What In liked about Joe He let you get into trouble and then he would make you work it out how to get out of trouble. If needed he would correct you if you were way off track.
So what I learned from the exercise.
1. Become familiar with the machine. No different for any piece of machinery or machine tool. I ws already very familiar with the machine as I had practised for hours on marbles.
2. How to get into trouble and get yourself out of it.
3. In amongst getting in and out of trouble, was using the Index Micro Adjustment, Height adjustment., minute aglular adjustment etc.
4. Besides general information on cutting a good stone, he used to emphasise What do the GILS like?

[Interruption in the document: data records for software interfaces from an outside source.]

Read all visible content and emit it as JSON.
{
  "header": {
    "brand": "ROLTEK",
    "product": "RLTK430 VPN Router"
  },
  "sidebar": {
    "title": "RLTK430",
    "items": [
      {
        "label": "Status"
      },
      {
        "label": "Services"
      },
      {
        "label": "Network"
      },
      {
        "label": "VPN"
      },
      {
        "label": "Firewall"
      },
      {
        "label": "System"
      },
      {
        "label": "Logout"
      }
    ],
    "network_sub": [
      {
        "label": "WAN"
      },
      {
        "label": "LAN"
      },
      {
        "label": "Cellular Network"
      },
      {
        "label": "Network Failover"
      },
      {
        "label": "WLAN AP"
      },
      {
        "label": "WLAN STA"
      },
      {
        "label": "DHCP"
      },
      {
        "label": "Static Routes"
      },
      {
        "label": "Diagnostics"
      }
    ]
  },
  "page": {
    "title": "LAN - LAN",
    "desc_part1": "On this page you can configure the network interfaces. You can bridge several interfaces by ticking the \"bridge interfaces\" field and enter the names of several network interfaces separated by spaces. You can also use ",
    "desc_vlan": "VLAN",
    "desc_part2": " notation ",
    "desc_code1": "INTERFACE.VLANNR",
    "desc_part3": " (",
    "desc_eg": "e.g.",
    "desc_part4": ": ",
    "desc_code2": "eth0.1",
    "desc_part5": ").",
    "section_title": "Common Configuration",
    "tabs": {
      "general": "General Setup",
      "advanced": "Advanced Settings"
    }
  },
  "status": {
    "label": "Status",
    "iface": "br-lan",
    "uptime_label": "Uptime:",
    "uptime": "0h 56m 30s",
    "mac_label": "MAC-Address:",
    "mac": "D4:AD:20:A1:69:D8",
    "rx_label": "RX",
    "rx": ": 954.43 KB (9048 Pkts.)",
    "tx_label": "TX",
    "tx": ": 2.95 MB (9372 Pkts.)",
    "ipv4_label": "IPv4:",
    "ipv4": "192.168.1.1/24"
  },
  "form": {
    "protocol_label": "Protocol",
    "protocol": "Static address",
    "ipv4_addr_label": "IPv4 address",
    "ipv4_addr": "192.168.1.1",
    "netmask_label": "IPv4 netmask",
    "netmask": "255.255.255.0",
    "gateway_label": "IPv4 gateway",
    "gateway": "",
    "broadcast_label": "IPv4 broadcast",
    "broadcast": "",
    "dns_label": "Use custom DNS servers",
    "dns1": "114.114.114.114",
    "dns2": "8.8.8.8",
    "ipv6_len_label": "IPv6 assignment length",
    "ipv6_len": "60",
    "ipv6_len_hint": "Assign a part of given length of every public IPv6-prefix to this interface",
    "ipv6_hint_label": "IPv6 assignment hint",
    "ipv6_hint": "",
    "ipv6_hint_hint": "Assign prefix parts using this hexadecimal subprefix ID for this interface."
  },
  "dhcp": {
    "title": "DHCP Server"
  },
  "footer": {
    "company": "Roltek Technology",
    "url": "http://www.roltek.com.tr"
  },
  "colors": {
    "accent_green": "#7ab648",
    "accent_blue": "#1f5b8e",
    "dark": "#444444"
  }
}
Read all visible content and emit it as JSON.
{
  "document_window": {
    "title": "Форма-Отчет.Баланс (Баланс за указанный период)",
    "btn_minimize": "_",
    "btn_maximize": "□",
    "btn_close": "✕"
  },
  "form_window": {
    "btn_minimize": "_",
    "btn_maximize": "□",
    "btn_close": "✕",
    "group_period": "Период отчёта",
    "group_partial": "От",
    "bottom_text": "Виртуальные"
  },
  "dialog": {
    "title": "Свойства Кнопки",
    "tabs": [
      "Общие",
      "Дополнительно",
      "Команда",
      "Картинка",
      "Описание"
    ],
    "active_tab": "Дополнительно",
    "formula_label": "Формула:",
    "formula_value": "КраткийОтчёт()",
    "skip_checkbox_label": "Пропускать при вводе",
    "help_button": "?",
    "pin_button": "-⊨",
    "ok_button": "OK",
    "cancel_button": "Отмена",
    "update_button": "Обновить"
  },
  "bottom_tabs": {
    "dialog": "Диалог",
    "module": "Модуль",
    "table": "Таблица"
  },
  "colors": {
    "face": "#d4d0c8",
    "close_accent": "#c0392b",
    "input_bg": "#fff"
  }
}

Sparkle & polish, & sparkle and sparkle. The first thing that the Judge sees. And the girls.
He taugh me to have my left hand on the stone & my right hand on the height adjustment. When you take the stone up to look at it, you roll your left hand inwards and the stone ends up in the palm of your hand with no chance of dropping the stone & quill assembly.
I am just wondering what is the correct way to apply pressure and movement to the stone.?
I hold the stone, I notice most people are holding the quill.
Thank you, Ernie. I’ve been preaching that (and arguing about it) for years. I suspect that many people hold the quill because they assume that a right-handed faceter should use a “right-handed” (actually right-masted) machine, and find it awkward to hold the stone.